Segment Open
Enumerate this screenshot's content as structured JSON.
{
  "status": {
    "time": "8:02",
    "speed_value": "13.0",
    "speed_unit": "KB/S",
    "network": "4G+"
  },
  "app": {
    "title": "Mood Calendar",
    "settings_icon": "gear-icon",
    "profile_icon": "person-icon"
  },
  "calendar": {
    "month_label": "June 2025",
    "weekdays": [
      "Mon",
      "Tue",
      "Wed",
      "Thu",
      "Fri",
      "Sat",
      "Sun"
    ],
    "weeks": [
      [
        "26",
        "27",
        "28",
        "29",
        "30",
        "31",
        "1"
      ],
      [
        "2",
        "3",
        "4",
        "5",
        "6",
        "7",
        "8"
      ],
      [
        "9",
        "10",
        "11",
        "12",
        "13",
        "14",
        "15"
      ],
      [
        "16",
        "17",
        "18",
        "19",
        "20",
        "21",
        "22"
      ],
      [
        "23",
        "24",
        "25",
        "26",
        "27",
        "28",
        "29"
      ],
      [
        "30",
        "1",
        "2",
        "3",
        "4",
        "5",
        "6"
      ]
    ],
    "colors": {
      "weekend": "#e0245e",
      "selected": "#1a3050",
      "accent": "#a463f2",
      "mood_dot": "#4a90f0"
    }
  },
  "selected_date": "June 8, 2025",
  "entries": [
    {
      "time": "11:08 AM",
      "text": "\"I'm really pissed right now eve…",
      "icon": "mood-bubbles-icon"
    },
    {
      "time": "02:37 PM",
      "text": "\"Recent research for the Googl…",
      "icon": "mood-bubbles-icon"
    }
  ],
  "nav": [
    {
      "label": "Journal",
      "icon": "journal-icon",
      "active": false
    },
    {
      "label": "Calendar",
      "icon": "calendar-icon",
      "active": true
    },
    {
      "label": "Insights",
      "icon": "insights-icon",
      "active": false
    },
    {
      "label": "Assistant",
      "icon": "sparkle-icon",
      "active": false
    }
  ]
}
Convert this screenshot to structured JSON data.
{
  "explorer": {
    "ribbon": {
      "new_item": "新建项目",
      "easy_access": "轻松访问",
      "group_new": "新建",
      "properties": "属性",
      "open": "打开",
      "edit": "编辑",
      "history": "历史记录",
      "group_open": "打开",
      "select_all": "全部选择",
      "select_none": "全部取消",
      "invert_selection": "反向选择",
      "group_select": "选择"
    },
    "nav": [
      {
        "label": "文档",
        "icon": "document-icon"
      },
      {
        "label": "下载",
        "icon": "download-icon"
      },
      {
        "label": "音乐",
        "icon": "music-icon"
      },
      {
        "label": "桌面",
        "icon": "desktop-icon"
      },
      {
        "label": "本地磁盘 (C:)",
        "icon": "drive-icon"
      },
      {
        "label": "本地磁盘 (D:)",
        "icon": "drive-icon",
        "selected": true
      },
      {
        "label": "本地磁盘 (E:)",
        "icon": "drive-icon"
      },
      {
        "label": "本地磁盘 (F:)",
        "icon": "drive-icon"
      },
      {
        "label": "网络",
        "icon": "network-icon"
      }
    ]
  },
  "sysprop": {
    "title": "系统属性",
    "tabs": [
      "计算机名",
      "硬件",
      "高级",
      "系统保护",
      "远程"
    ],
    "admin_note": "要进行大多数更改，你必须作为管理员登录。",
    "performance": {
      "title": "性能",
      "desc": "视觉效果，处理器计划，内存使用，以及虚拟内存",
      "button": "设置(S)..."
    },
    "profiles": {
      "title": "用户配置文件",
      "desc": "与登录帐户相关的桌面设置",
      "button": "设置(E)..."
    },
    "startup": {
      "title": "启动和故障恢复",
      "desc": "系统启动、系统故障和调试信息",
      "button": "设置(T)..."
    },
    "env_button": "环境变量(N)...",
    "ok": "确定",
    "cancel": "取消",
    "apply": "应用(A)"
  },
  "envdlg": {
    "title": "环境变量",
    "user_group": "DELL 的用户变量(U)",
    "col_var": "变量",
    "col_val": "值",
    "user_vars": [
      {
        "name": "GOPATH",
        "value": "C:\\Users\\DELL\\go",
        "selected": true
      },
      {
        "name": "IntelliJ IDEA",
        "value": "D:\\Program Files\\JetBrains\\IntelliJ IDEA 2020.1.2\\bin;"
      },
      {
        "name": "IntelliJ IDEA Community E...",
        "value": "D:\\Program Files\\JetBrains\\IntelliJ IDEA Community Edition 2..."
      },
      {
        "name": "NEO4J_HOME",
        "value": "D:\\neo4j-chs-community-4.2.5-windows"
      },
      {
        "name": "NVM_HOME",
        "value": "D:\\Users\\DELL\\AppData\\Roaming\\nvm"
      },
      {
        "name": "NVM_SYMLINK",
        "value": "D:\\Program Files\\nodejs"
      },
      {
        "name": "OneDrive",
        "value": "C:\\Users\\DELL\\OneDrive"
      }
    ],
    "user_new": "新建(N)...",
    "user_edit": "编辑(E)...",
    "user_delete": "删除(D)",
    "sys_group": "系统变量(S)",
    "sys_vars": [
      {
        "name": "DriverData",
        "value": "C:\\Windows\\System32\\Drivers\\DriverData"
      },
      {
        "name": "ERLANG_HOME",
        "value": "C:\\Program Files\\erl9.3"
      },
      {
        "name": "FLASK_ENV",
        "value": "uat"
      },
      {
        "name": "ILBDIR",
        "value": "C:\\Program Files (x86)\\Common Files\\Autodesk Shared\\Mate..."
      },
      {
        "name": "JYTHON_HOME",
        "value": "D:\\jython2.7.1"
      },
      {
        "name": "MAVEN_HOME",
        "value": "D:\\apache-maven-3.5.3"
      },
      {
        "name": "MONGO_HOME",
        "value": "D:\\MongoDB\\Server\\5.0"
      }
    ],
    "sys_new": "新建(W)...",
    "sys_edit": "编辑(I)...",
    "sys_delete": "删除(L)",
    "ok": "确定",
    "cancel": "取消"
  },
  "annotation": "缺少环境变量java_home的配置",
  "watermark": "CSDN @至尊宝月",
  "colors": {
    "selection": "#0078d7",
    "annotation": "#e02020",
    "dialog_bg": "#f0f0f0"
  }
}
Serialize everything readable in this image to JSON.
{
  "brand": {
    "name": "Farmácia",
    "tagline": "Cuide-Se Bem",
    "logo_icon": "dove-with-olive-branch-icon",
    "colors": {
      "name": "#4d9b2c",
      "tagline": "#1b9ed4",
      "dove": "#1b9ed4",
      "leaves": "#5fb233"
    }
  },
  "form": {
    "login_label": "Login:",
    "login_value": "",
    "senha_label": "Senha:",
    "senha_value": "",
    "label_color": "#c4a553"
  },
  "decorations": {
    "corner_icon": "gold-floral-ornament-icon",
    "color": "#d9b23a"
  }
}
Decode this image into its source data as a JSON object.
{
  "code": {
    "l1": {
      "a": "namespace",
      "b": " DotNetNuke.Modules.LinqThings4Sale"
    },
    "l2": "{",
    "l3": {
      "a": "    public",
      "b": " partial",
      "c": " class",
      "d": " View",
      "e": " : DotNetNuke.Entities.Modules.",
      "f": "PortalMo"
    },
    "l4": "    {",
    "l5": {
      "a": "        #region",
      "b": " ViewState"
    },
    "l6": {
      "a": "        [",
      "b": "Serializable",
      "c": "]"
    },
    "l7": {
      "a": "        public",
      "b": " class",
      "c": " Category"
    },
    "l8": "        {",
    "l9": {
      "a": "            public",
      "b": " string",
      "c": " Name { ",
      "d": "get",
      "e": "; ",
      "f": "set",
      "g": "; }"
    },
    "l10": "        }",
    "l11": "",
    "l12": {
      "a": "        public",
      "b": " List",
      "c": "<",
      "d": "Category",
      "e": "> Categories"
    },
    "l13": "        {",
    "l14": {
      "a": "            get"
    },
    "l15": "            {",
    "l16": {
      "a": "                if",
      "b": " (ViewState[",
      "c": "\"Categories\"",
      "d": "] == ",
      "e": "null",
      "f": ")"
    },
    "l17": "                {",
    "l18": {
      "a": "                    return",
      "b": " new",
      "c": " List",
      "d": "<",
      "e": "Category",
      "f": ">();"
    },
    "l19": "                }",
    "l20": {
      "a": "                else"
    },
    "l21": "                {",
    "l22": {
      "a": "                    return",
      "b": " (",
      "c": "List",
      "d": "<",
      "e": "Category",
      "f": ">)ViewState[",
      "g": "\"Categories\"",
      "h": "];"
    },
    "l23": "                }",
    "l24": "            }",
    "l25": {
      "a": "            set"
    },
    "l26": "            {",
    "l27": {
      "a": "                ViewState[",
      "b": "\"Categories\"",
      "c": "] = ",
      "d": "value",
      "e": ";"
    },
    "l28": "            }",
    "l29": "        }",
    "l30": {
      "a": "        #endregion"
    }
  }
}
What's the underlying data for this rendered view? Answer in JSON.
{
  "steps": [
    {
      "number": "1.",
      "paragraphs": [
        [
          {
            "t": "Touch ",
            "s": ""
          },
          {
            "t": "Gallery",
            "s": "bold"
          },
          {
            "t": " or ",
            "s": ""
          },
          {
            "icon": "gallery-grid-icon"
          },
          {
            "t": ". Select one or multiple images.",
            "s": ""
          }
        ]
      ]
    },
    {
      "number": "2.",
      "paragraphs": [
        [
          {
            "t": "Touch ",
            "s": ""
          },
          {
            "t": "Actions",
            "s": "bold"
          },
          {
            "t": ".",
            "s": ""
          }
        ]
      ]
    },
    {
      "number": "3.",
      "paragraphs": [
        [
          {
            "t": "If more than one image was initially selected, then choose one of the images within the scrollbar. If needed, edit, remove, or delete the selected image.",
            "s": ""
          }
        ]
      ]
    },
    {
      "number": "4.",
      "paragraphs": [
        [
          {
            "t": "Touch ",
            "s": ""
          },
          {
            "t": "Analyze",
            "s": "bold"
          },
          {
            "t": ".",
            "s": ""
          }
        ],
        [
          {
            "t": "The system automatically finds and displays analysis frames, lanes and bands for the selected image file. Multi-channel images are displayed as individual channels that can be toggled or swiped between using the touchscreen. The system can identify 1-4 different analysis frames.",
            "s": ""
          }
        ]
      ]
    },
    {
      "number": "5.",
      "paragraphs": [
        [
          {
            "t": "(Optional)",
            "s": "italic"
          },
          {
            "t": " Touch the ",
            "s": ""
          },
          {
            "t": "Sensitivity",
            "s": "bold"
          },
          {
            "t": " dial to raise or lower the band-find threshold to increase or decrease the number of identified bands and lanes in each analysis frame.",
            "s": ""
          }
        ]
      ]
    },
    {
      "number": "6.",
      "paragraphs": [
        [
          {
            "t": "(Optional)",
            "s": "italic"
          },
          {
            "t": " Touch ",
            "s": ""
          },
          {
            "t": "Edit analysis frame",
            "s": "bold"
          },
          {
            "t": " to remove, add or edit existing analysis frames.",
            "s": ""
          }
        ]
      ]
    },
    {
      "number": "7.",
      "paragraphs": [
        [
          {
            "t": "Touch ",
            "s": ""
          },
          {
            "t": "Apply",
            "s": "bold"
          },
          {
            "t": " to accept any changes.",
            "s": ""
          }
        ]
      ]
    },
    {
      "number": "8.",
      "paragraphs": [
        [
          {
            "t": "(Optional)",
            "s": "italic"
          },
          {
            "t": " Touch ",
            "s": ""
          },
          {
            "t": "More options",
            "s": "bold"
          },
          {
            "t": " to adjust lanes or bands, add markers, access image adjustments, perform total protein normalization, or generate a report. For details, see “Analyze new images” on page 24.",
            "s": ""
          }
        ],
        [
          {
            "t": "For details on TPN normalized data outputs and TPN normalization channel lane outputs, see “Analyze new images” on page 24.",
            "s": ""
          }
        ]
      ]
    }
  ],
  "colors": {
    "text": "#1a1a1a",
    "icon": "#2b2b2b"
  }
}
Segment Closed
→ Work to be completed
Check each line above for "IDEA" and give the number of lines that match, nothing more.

→ Response area
4